- _WHAT TO DO_
Each line below has to be output exactly, from first to last.

[[ ENTRIES PROVIDED open ]]

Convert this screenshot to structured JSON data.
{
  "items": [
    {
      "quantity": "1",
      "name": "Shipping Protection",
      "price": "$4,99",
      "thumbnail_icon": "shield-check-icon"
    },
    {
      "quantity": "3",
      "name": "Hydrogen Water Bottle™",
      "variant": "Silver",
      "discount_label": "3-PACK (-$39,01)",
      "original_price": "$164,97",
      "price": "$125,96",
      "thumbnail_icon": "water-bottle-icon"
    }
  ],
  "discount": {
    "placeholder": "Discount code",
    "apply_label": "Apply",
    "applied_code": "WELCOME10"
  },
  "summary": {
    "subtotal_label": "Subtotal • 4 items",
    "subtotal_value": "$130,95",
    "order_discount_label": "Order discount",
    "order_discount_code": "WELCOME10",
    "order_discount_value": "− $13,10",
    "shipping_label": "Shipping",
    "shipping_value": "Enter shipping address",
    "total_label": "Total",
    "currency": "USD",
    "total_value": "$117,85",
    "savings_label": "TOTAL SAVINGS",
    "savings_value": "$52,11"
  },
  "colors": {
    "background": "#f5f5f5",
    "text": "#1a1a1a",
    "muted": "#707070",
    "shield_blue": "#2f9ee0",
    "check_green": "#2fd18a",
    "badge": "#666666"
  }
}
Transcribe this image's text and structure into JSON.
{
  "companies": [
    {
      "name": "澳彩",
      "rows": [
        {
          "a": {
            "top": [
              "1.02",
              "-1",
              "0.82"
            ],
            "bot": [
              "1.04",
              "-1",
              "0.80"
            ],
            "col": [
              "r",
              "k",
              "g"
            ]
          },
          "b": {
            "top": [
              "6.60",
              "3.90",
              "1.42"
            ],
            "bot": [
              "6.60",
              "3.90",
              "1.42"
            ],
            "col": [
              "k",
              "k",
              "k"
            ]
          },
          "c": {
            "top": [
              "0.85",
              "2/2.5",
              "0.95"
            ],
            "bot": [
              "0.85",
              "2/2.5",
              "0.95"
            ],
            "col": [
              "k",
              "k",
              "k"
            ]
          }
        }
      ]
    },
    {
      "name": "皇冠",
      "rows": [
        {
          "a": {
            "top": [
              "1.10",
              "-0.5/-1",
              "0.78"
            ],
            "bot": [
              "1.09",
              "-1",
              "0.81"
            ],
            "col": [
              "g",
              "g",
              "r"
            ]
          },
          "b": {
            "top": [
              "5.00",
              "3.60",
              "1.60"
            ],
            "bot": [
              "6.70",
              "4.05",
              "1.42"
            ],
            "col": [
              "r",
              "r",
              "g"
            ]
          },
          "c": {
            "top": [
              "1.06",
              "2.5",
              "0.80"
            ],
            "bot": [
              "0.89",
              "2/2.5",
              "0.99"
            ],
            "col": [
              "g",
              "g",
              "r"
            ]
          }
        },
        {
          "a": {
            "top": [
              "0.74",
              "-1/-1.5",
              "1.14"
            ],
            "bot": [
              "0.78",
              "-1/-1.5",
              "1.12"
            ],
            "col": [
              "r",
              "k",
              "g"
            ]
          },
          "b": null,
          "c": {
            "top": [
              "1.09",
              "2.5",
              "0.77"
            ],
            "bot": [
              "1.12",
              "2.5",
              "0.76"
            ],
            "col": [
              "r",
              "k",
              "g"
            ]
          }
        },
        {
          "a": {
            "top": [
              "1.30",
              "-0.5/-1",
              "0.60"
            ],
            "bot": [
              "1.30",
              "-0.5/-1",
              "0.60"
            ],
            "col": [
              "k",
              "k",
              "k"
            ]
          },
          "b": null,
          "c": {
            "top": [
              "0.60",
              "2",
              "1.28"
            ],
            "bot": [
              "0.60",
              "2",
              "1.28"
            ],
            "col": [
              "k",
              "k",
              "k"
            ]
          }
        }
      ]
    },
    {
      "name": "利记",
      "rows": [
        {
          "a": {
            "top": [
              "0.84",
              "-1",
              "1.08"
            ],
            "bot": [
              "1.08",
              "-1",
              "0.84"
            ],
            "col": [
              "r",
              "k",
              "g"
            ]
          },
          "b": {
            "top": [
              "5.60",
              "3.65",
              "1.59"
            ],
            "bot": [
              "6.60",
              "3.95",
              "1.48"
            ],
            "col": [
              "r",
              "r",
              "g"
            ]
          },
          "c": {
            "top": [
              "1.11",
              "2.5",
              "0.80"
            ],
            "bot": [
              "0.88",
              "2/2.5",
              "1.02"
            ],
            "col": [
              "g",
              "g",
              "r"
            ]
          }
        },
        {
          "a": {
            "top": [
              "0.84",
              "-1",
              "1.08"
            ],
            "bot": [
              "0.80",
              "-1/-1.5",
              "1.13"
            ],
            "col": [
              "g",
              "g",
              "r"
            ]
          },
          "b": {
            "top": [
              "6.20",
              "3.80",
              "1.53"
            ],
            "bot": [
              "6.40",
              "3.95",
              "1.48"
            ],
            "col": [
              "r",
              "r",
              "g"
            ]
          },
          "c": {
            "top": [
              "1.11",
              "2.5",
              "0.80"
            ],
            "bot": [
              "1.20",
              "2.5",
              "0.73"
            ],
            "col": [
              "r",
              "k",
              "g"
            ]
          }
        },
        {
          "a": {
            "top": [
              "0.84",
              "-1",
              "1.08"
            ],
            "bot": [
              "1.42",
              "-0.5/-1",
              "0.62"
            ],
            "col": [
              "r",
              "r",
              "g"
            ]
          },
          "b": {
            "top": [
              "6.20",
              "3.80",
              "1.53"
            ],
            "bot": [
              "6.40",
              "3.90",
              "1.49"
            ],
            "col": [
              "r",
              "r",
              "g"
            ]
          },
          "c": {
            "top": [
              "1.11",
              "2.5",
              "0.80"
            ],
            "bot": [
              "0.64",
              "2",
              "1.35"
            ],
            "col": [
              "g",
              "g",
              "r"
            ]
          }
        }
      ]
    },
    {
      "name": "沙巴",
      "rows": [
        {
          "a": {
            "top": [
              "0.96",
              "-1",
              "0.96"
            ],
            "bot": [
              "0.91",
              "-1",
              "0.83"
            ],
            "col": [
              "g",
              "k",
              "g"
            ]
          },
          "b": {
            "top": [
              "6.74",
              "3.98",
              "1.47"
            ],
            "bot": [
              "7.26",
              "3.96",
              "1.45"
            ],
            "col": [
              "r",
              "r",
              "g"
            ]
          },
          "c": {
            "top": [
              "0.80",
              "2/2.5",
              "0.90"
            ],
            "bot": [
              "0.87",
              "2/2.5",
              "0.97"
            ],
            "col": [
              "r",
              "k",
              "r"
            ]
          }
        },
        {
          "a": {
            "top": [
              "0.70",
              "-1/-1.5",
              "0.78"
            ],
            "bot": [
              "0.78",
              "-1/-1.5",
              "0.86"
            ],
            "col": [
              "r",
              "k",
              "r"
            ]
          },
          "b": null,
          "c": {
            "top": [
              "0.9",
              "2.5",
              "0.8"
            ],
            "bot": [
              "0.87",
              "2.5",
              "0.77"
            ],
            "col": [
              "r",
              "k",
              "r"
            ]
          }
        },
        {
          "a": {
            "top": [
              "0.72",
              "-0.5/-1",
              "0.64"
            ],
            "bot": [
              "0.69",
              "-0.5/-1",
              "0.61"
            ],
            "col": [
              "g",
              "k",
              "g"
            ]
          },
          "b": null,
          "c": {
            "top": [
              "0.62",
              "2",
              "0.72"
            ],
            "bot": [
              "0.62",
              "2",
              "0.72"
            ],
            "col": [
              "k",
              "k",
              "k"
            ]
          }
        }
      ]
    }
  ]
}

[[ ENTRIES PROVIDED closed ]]

- _FINISHED TASK_
Convert this screenshot to structured JSON data.
{
  "items": [
    {
      "quantity": "1",
      "name": "Shipping Protection",
      "price": "$4,99",
      "thumbnail_icon": "shield-check-icon"
    },
    {
      "quantity": "3",
      "name": "Hydrogen Water Bottle™",
      "variant": "Silver",
      "discount_label": "3-PACK (-$39,01)",
      "original_price": "$164,97",
      "price": "$125,96",
      "thumbnail_icon": "water-bottle-icon"
    }
  ],
  "discount": {
    "placeholder": "Discount code",
    "apply_label": "Apply",
    "applied_code": "WELCOME10"
  },
  "summary": {
    "subtotal_label": "Subtotal • 4 items",
    "subtotal_value": "$130,95",
    "order_discount_label": "Order discount",
    "order_discount_code": "WELCOME10",
    "order_discount_value": "− $13,10",
    "shipping_label": "Shipping",
    "shipping_value": "Enter shipping address",
    "total_label": "Total",
    "currency": "USD",
    "total_value": "$117,85",
    "savings_label": "TOTAL SAVINGS",
    "savings_value": "$52,11"
  },
  "colors": {
    "background": "#f5f5f5",
    "text": "#1a1a1a",
    "muted": "#707070",
    "shield_blue": "#2f9ee0",
    "check_green": "#2fd18a",
    "badge": "#666666"
  }
}
Transcribe this image's text and structure into JSON.
{
  "companies": [
    {
      "name": "澳彩",
      "rows": [
        {
          "a": {
            "top": [
              "1.02",
              "-1",
              "0.82"
            ],
            "bot": [
              "1.04",
              "-1",
              "0.80"
            ],
            "col": [
              "r",
              "k",
              "g"
            ]
          },
          "b": {
            "top": [
              "6.60",
              "3.90",
              "1.42"
            ],
            "bot": [
              "6.60",
              "3.90",
              "1.42"
            ],
            "col": [
              "k",
              "k",
              "k"
            ]
          },
          "c": {
            "top": [
              "0.85",
              "2/2.5",
              "0.95"
            ],
            "bot": [
              "0.85",
              "2/2.5",
              "0.95"
            ],
            "col": [
              "k",
              "k",
              "k"
            ]
          }
        }
      ]
    },
    {
      "name": "皇冠",
      "rows": [
        {
          "a": {
            "top": [
              "1.10",
              "-0.5/-1",
              "0.78"
            ],
            "bot": [
              "1.09",
              "-1",
              "0.81"
            ],
            "col": [
              "g",
              "g",
              "r"
            ]
          },
          "b": {
            "top": [
              "5.00",
              "3.60",
              "1.60"
            ],
            "bot": [
              "6.70",
              "4.05",
              "1.42"
            ],
            "col": [
              "r",
              "r",
              "g"
            ]
          },
          "c": {
            "top": [
              "1.06",
              "2.5",
              "0.80"
            ],
            "bot": [
              "0.89",
              "2/2.5",
              "0.99"
            ],
            "col": [
              "g",
              "g",
              "r"
            ]
          }
        },
        {
          "a": {
            "top": [
              "0.74",
              "-1/-1.5",
              "1.14"
            ],
            "bot": [
              "0.78",
              "-1/-1.5",
              "1.12"
            ],
            "col": [
              "r",
              "k",
              "g"
            ]
          },
          "b": null,
          "c": {
            "top": [
              "1.09",
              "2.5",
              "0.77"
            ],
            "bot": [
              "1.12",
              "2.5",
              "0.76"
            ],
            "col": [
              "r",
              "k",
              "g"
            ]
          }
        },
        {
          "a": {
            "top": [
              "1.30",
              "-0.5/-1",
              "0.60"
            ],
            "bot": [
              "1.30",
              "-0.5/-1",
              "0.60"
            ],
            "col": [
              "k",
              "k",
              "k"
            ]
          },
          "b": null,
          "c": {
            "top": [
              "0.60",
              "2",
              "1.28"
            ],
            "bot": [
              "0.60",
              "2",
              "1.28"
            ],
            "col": [
              "k",
              "k",
              "k"
            ]
          }
        }
      ]
    },
    {
      "name": "利记",
      "rows": [
        {
          "a": {
            "top": [
              "0.84",
              "-1",
              "1.08"
            ],
            "bot": [
              "1.08",
              "-1",
              "0.84"
            ],
            "col": [
              "r",
              "k",
              "g"
            ]
          },
          "b": {
            "top": [
              "5.60",
              "3.65",
              "1.59"
            ],
            "bot": [
              "6.60",
              "3.95",
              "1.48"
            ],
            "col": [
              "r",
              "r",
              "g"
            ]
          },
          "c": {
            "top": [
              "1.11",
              "2.5",
              "0.80"
            ],
            "bot": [
              "0.88",
              "2/2.5",
              "1.02"
            ],
            "col": [
              "g",
              "g",
              "r"
            ]
          }
        },
        {
          "a": {
            "top": [
              "0.84",
              "-1",
              "1.08"
            ],
            "bot": [
              "0.80",
              "-1/-1.5",
              "1.13"
            ],
            "col": [
              "g",
              "g",
              "r"
            ]
          },
          "b": {
            "top": [
              "6.20",
              "3.80",
              "1.53"
            ],
            "bot": [
              "6.40",
              "3.95",
              "1.48"
            ],
            "col": [
              "r",
              "r",
              "g"
            ]
          },
          "c": {
            "top": [
              "1.11",
              "2.5",
              "0.80"
            ],
            "bot": [
              "1.20",
              "2.5",
              "0.73"
            ],
            "col": [
              "r",
              "k",
              "g"
            ]
          }
        },
        {
          "a": {
            "top": [
              "0.84",
              "-1",
              "1.08"
            ],
            "bot": [
              "1.42",
              "-0.5/-1",
              "0.62"
            ],
            "col": [
              "r",
              "r",
              "g"
            ]
          },
          "b": {
            "top": [
              "6.20",
              "3.80",
              "1.53"
            ],
            "bot": [
              "6.40",
              "3.90",
              "1.49"
            ],
            "col": [
              "r",
              "r",
              "g"
            ]
          },
          "c": {
            "top": [
              "1.11",
              "2.5",
              "0.80"
            ],
            "bot": [
              "0.64",
              "2",
              "1.35"
            ],
            "col": [
              "g",
              "g",
              "r"
            ]
          }
        }
      ]
    },
    {
      "name": "沙巴",
      "rows": [
        {
          "a": {
            "top": [
              "0.96",
              "-1",
              "0.96"
            ],
            "bot": [
              "0.91",
              "-1",
              "0.83"
            ],
            "col": [
              "g",
              "k",
              "g"
            ]
          },
          "b": {
            "top": [
              "6.74",
              "3.98",
              "1.47"
            ],
            "bot": [
              "7.26",
              "3.96",
              "1.45"
            ],
            "col": [
              "r",
              "r",
              "g"
            ]
          },
          "c": {
            "top": [
              "0.80",
              "2/2.5",
              "0.90"
            ],
            "bot": [
              "0.87",
              "2/2.5",
              "0.97"
            ],
            "col": [
              "r",
              "k",
              "r"
            ]
          }
        },
        {
          "a": {
            "top": [
              "0.70",
              "-1/-1.5",
              "0.78"
            ],
            "bot": [
              "0.78",
              "-1/-1.5",
              "0.86"
            ],
            "col": [
              "r",
              "k",
              "r"
            ]
          },
          "b": null,
          "c": {
            "top": [
              "0.9",
              "2.5",
              "0.8"
            ],
            "bot": [
              "0.87",
              "2.5",
              "0.77"
            ],
            "col": [
              "r",
              "k",
              "r"
            ]
          }
        },
        {
          "a": {
            "top": [
              "0.72",
              "-0.5/-1",
              "0.64"
            ],
            "bot": [
              "0.69",
              "-0.5/-1",
              "0.61"
            ],
            "col": [
              "g",
              "k",
              "g"
            ]
          },
          "b": null,
          "c": {
            "top": [
              "0.62",
              "2",
              "0.72"
            ],
            "bot": [
              "0.62",
              "2",
              "0.72"
            ],
            "col": [
              "k",
              "k",
              "k"
            ]
          }
        }
      ]
    }
  ]
}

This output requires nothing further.